### Task
Search for the word "name" in the entries. Each line that holds it should be copied.

[Records excerpted from a collection]

BEGIN

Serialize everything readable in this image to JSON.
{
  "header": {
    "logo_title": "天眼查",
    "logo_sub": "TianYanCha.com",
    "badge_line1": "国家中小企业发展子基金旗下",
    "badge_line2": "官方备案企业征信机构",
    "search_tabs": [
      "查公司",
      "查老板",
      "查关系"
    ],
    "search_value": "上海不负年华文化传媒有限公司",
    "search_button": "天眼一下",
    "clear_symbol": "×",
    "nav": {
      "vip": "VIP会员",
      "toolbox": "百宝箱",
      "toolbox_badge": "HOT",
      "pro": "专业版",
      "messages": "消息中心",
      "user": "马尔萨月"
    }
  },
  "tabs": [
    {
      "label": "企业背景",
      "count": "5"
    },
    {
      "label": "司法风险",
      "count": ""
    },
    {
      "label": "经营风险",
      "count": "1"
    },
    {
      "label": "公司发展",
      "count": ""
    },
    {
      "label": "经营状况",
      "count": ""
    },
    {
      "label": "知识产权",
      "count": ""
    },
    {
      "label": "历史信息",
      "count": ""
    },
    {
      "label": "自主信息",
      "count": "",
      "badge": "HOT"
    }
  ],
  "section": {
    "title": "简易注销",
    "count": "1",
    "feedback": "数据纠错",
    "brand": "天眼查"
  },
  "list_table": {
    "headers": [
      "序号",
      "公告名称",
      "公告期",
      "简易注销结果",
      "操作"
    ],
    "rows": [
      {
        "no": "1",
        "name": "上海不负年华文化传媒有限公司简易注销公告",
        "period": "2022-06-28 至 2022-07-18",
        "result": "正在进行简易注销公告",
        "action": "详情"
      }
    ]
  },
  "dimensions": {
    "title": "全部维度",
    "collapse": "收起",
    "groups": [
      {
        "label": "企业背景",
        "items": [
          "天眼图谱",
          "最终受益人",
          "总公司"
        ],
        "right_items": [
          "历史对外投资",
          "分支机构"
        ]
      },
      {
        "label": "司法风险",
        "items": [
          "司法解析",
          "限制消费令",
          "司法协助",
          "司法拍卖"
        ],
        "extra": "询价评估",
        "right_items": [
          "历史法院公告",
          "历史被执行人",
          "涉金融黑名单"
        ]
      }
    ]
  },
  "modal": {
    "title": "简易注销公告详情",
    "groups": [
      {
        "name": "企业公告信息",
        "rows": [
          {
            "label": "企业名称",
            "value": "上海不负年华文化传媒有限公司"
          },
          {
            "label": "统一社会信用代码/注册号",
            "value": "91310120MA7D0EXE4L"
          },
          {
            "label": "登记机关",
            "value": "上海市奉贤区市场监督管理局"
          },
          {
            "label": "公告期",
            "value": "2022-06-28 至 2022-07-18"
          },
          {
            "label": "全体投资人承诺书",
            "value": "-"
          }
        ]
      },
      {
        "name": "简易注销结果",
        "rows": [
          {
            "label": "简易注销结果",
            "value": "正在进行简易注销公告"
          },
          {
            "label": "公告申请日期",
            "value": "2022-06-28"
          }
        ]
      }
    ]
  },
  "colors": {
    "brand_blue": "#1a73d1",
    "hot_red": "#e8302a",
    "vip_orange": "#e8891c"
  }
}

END

### Answer section
        "name": "上海不负年华文化传媒有限公司简易注销公告",
        "name": "企业公告信息",
        "name": "简易注销结果",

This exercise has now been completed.